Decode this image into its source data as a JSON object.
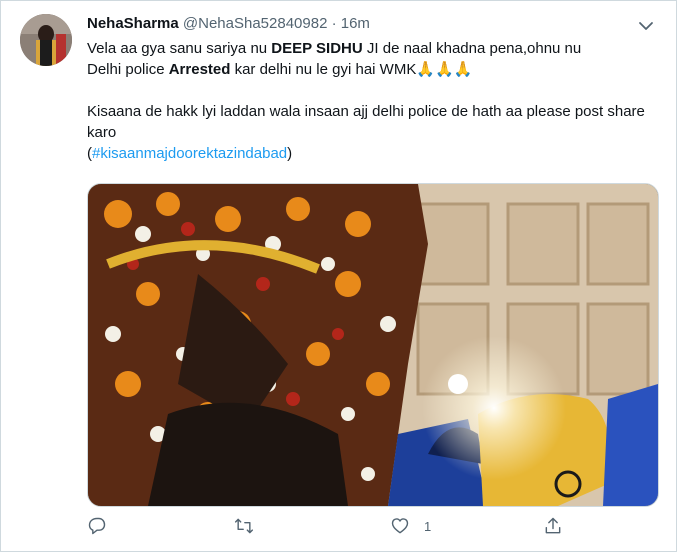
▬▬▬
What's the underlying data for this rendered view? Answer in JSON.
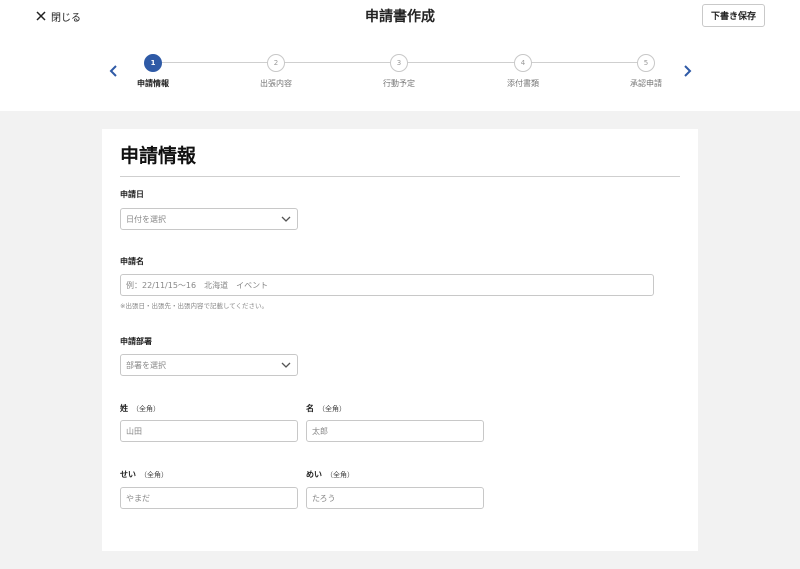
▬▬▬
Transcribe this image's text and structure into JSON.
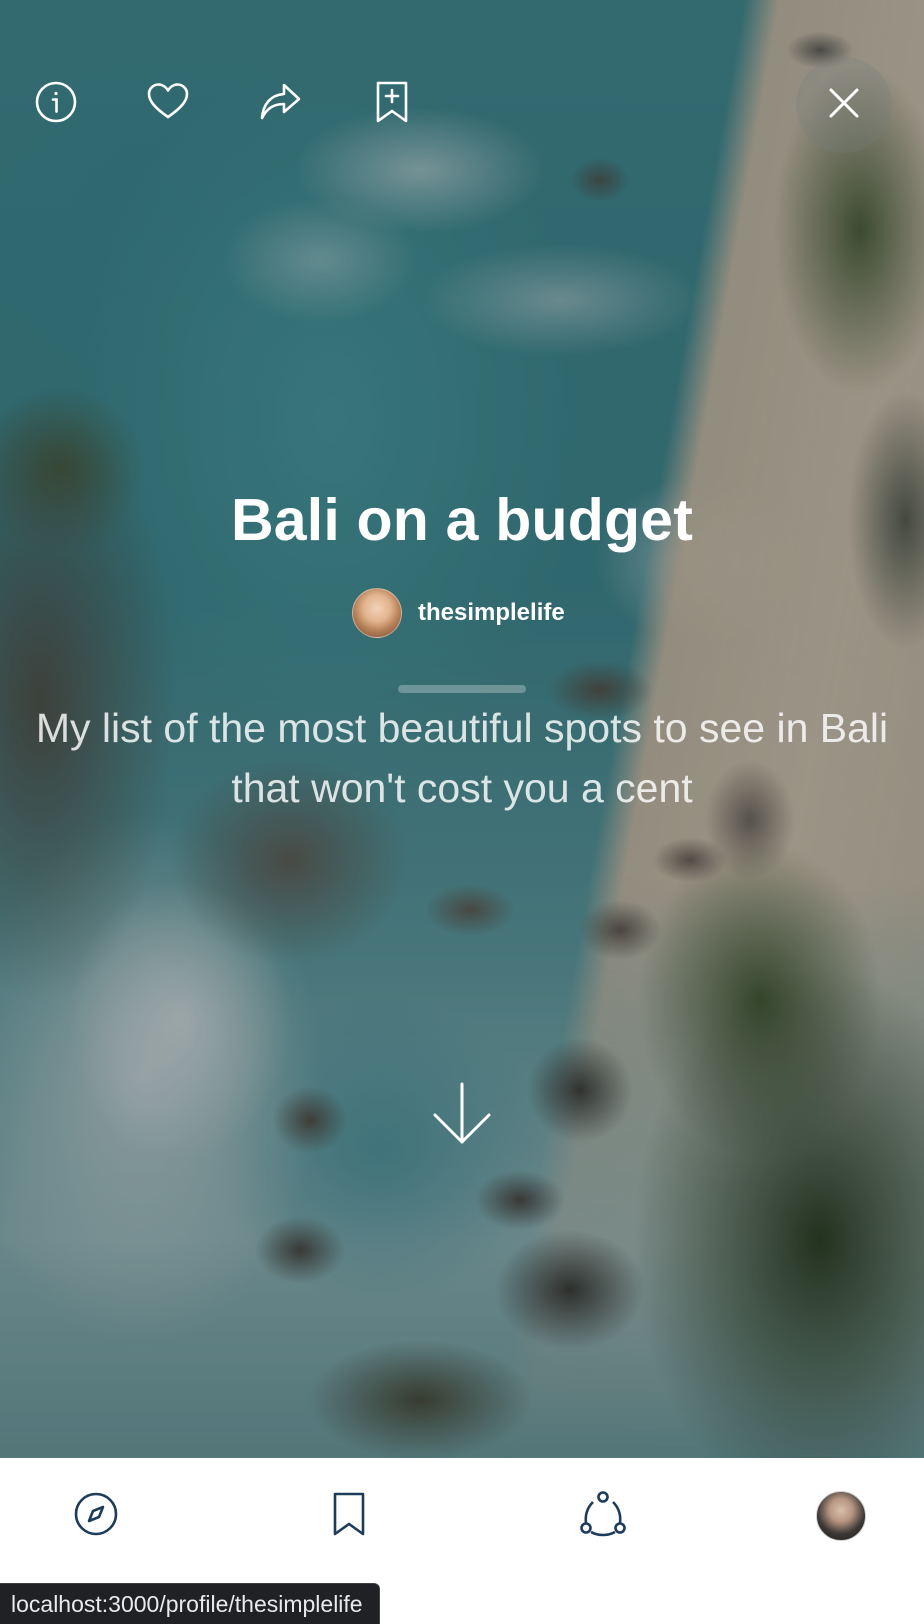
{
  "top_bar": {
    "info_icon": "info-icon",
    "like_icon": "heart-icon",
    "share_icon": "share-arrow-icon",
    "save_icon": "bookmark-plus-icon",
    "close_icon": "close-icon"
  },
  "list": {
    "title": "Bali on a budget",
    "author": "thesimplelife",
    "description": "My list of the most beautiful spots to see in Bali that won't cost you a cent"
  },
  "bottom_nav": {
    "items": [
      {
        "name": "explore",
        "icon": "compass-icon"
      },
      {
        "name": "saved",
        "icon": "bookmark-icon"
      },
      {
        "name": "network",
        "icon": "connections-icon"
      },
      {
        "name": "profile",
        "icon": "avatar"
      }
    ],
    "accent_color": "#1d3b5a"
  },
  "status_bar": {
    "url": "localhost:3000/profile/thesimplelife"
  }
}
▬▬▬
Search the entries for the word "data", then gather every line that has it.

Decode this image into its source data as a JSON object.
What's the underlying data for this rendered view? Answer in JSON.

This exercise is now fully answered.